This has proved to be the most difficult of all my pictures from the trip to process—even more so than the panorama that I posted yesterday. I often auto-bracket my photos, especially if I have a tripod along and I know it’s a scene with drastic contrasts that won’t be exposed properly with a single image. Sometimes I auto-bracket and find that the middle exposure is all I need to bring out details in both the shadows and the highlights—especially if I shoot RAW and I’m using Lightroom. A sunset, however, is just too hard to capture properly in one exposure, unless you can live with a completely silhouetted foreground and/or blown highlights in the sky. I found that for this particular scene, I really couldn’t capture its essence as I remember it without using all three of my auto-bracketed images.

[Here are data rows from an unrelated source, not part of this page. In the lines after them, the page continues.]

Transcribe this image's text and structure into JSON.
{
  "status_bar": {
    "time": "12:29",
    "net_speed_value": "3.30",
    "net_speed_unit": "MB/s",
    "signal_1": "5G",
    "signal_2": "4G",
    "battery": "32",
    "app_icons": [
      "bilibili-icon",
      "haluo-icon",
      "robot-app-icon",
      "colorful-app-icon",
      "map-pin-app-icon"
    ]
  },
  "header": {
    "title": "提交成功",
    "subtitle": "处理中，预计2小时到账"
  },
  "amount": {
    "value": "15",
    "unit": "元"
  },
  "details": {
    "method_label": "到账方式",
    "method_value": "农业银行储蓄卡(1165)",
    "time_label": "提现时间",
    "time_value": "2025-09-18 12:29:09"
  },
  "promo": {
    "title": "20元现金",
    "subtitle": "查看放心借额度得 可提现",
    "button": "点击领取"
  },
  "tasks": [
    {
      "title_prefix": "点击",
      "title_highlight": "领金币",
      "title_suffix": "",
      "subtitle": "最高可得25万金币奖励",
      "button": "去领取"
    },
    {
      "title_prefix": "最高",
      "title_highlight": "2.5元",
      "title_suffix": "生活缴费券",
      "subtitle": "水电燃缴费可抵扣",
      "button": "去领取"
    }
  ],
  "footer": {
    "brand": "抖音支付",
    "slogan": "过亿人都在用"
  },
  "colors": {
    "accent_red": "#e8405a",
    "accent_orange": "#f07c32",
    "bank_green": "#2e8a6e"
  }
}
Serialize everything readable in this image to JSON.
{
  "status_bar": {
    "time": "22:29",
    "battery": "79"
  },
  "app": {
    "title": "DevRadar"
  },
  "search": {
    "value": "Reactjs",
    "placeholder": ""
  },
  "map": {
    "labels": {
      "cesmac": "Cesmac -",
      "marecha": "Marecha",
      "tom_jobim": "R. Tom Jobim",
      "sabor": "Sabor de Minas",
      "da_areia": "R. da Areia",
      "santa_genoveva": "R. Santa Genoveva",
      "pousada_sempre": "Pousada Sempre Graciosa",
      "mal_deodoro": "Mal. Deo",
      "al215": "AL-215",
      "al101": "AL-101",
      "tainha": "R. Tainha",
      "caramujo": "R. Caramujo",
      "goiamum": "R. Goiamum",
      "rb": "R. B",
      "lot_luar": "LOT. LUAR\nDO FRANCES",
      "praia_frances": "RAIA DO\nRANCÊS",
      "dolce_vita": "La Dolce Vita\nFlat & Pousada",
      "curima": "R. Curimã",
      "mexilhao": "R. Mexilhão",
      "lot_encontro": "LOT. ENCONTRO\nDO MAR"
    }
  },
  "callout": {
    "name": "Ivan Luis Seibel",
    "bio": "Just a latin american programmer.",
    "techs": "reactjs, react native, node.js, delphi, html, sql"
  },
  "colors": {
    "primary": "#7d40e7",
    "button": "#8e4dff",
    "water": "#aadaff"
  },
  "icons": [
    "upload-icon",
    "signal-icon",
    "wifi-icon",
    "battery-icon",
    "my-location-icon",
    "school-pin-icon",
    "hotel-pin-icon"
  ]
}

Since I don’t have special HDR software, I must manually combine the images using layer masks in Photoshop Elements. I’ve tried this on a number of images, and I don’t usually find that the labor involved is worth the results. Quite frankly, after the hours it took me to complete the image you see here, my opinion hasn’t changed much. I tried a few different tricks to combine the images so it doesn’t look like there are actually three different photos represented here, a significant feat if you are as averse to “halos” in your HDR images as I am. I think I more or less succeeded in avoiding the halos, but I’m still not convinced that the final image captures the jaw-dropping beauty of the original scene well enough to call it worth the detailed work it took to get there.
My favorite part is the rock on the left-hand side of the Window View that is reflecting the last moments of the golden sunset. I cropped the image so that it would be right in the “rule of thirds” placement in the hopes that it would be a focal point for the viewer. It reminds me a bit of some of the paintings from the Hudson River School, representing the works of phenomenal landscape painters who mastered capturing the light of nature as skillfully as anyone ever has. Unfortunately, I don’t feel much of the rest of the image deserves such comparison.
What do you think?